This week on GeekDad Paints! I’m taking a bit of a breather and just doing two figures, the E-Web Engineers.
If you’re familiar with Imperial Assault, these minis are “E-Web Engineers.” For everyone else, they’re “Scout Troopers with Big Freaking Guns.” For me, they’re a chance to experiment with a couple of different techniques for use on other figures.
I started out by priming the figures with Army Painter Matt Black. There are two reasons for using black instead of white. One, the blasters in Empire were black and I really don’t want to paint these all the way back to black. Two, I’ve tried painting Stormtroopers that are primed white, and adding in all those little armor lines with black paint after the fact is an enormous pain in the butt!

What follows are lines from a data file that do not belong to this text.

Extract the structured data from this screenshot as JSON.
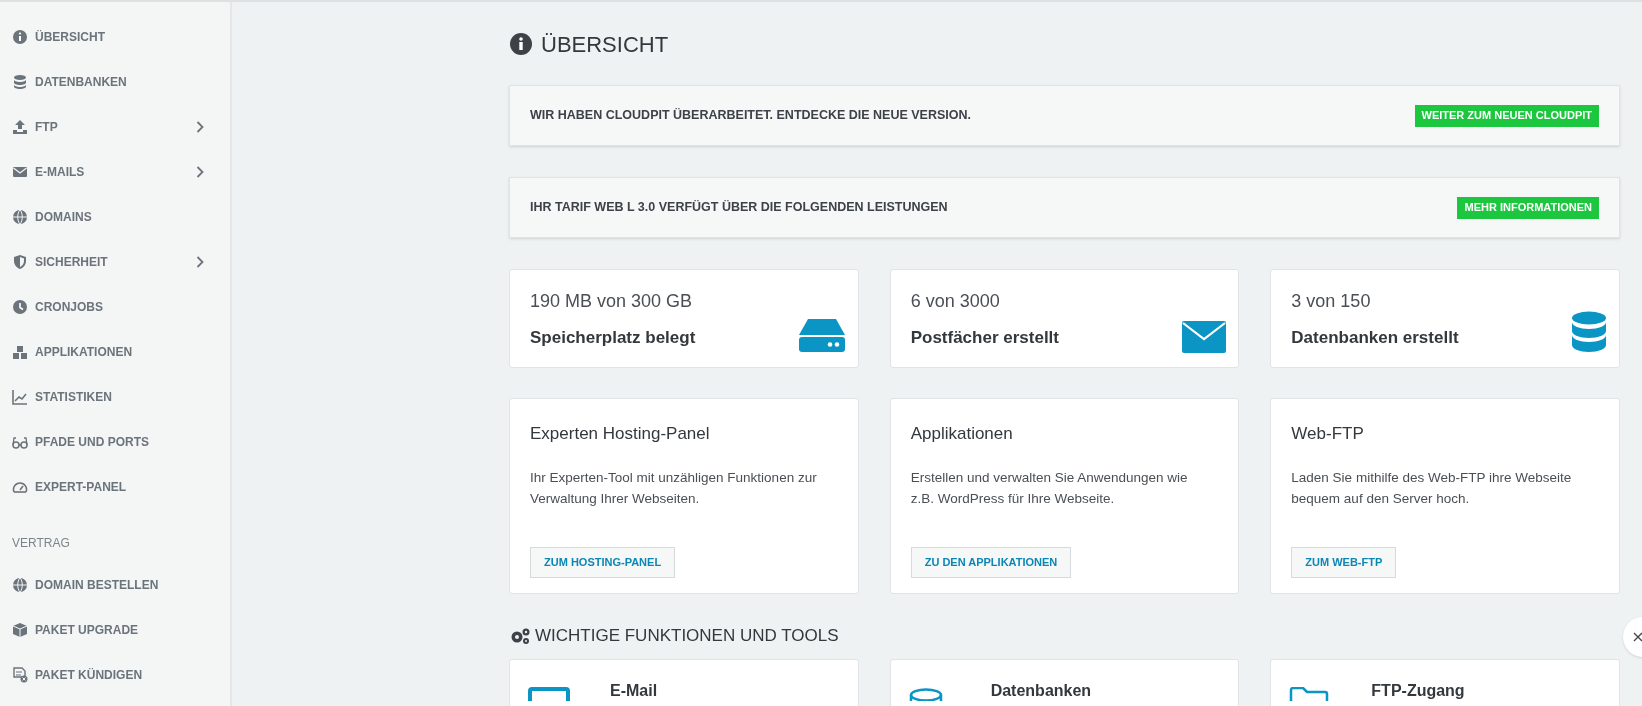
{
  "sidebar": {
    "items": [
      {
        "kind": "item",
        "label": "ÜBERSICHT",
        "has_submenu": false
      },
      {
        "kind": "item",
        "label": "DATENBANKEN",
        "has_submenu": false
      },
      {
        "kind": "item",
        "label": "FTP",
        "has_submenu": true
      },
      {
        "kind": "item",
        "label": "E-MAILS",
        "has_submenu": true
      },
      {
        "kind": "item",
        "label": "DOMAINS",
        "has_submenu": false
      },
      {
        "kind": "item",
        "label": "SICHERHEIT",
        "has_submenu": true
      },
      {
        "kind": "item",
        "label": "CRONJOBS",
        "has_submenu": false
      },
      {
        "kind": "item",
        "label": "APPLIKATIONEN",
        "has_submenu": false
      },
      {
        "kind": "item",
        "label": "STATISTIKEN",
        "has_submenu": false
      },
      {
        "kind": "item",
        "label": "PFADE UND PORTS",
        "has_submenu": false
      },
      {
        "kind": "item",
        "label": "EXPERT-PANEL",
        "has_submenu": false
      },
      {
        "kind": "section",
        "label": "VERTRAG"
      },
      {
        "kind": "item",
        "label": "DOMAIN BESTELLEN",
        "has_submenu": false
      },
      {
        "kind": "item",
        "label": "PAKET UPGRADE",
        "has_submenu": false
      },
      {
        "kind": "item",
        "label": "PAKET KÜNDIGEN",
        "has_submenu": false
      }
    ]
  },
  "page_title": "ÜBERSICHT",
  "banners": [
    {
      "text": "WIR HABEN CLOUDPIT ÜBERARBEITET. ENTDECKE DIE NEUE VERSION.",
      "button": "WEITER ZUM NEUEN CLOUDPIT"
    },
    {
      "text": "IHR TARIF WEB L 3.0 VERFÜGT ÜBER DIE FOLGENDEN LEISTUNGEN",
      "button": "MEHR INFORMATIONEN"
    }
  ],
  "stats": [
    {
      "value": "190 MB von 300 GB",
      "label": "Speicherplatz belegt"
    },
    {
      "value": "6 von 3000",
      "label": "Postfächer erstellt"
    },
    {
      "value": "3 von 150",
      "label": "Datenbanken erstellt"
    }
  ],
  "features": [
    {
      "title": "Experten Hosting-Panel",
      "text": "Ihr Experten-Tool mit unzähligen Funktionen zur Verwaltung Ihrer Webseiten.",
      "button": "ZUM HOSTING-PANEL"
    },
    {
      "title": "Applikationen",
      "text": "Erstellen und verwalten Sie Anwendungen wie z.B. WordPress für Ihre Webseite.",
      "button": "ZU DEN APPLIKATIONEN"
    },
    {
      "title": "Web-FTP",
      "text": "Laden Sie mithilfe des Web-FTP ihre Webseite bequem auf den Server hoch.",
      "button": "ZUM WEB-FTP"
    }
  ],
  "tools_heading": "WICHTIGE FUNKTIONEN UND TOOLS",
  "tools": [
    {
      "title": "E-Mail"
    },
    {
      "title": "Datenbanken"
    },
    {
      "title": "FTP-Zugang"
    }
  ]
}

First up is drybrushing the E-Web heavy blaster. It’s a ridiculously simple process with a huge payoff. I’ve used it with good effect on the smaller blasters on other figures (like the Rebel Troopers), but here I wanted it to be much more pronounced. The only time you see these blasters in the original trilogy is when the Snowtroopers are firing on the Millennium Falcon as it escapes the Rebel base in Empire. There, they’re pretty much all black, which is fine if you’re only seeing them for 15 seconds on screen. If you’re going to be playing with them for an hour or so, though, over multiple sessions, you want something a little more visually interesting. So I loaded my drybrush up with Plate Mail (I figured Gunmetal was going to be too dark), brushed the majority off on a paper towel, then started swiping all along the blaster. It took maybe five minutes and, as you can see, it gives it a nice, weathered look.

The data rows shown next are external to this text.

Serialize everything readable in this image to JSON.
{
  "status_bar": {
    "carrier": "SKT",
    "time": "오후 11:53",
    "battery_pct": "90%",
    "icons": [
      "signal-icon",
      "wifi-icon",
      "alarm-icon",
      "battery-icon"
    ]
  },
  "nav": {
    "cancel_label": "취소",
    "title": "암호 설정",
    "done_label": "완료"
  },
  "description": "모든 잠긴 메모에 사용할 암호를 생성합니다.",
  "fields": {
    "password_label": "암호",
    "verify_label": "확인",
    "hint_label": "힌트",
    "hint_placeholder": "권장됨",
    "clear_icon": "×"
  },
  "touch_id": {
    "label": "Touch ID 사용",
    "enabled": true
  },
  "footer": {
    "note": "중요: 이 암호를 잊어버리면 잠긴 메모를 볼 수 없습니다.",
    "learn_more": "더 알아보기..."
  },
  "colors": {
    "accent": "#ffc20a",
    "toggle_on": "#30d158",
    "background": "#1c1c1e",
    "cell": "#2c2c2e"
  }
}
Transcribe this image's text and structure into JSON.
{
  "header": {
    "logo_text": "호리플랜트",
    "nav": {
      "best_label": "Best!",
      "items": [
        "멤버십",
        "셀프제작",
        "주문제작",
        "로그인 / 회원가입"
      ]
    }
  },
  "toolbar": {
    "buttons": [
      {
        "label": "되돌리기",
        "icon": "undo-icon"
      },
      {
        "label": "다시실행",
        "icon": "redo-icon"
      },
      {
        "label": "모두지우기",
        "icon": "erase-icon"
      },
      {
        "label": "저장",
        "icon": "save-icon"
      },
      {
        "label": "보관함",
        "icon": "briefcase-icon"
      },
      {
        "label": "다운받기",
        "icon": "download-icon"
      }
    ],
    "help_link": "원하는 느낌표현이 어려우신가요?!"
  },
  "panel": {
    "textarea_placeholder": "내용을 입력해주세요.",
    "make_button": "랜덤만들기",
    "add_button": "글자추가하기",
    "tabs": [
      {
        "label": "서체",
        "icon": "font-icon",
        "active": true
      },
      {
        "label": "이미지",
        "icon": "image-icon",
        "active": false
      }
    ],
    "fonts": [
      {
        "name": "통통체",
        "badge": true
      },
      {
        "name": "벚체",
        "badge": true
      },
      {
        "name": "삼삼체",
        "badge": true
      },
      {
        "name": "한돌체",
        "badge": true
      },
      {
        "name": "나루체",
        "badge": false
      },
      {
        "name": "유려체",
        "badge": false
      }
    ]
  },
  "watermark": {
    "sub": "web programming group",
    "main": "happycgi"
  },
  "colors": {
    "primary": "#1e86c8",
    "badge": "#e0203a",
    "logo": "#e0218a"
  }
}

Next up were the Scout Troopers. My experiences with all of my white paints have been, up to this point, a bit frustrating. This proved no different. The inexplicably thicker consistency of the Matte White paint showed every brush stroke and created a varied surface, in what I had wanted to be smooth armor. I knew that Quickshade wasn’t going to save me this time, because it would just muddy up the white, so I tried brushing on some Strong Tone wash to a middling effect. He looks alright at tabletop distance. But up close? Meh.
I was hoping my second Trooper would turn out better, but apparently didn’t learn my lesson. (What’s the definition of crazy again?) Thankfully, after leaving the table in disgust after a gloppy first coat, I did a bit of research. I’m not the only one to find the various Imperial Assault troopers challenging. The solution? Thinning down the white paint, then applying several light layers. I grabbed my Citadel Lahmian Medium and made a glaze of about 5-1 medium to paint. This went on much smoother than the straight paint and gave me the clean finish I was looking for (Mostly. I was still painting over my bumpy first coat, after all.) If you use this technique, keep in mind that you’ll have to experiment to see what works best for your paint. Too much medium and you’ll end up with a paint that runs into all of the black armor lines you’re trying to preserve. Not enough and your application will be chunky. After I had a few coats, I tried out a blue wash to see if I liked it. I didn’t, but I didn’t find it bad enough to paint back over. I just won’t be using it for my Stormtroopers.
I also finally painted some of the more interesting Combatzone Scenery pieces, the doors! Well, maybe interesting is the wrong word, but it really bugged me that, to represent opening a door, you’re supposed to just pull the door off the map. It felt clunky. Apparently, I’m not the only one to think that, because these awesome doorways come with removable doors! These started out black as well and my daughter and I painted these over in Uniform Grey, not worrying too much about full coverage in order to maintain a weathered effect. A little silver for the control panel and some Strong Tone to dirty them up, and they’re ready to deploy!
So maybe not the most successful miniatures this week, but I went into them knowing that I would likely not be 100% pleased with the results. These were my test beds for the Probe Droids and Stormtroopers and I feel confident that I can do those figures justice with what I learned here. Even if these aren’t my favorite paint jobs, they still look a ton better at tabletop distance than unpainted minis do!
As a reward (and to move on to something other than Imperials), I’m going to tackle some of the heroes next week. Finally, you’ll get to see some of the sculpts that are unique to Imperial Assault.
Thanks as always to Army Painter and Combatzone Scenery for supplying me with paints and scenery sets for this project. If you’d like to see the other entries in my Imperial Assault painting series, you can find them here.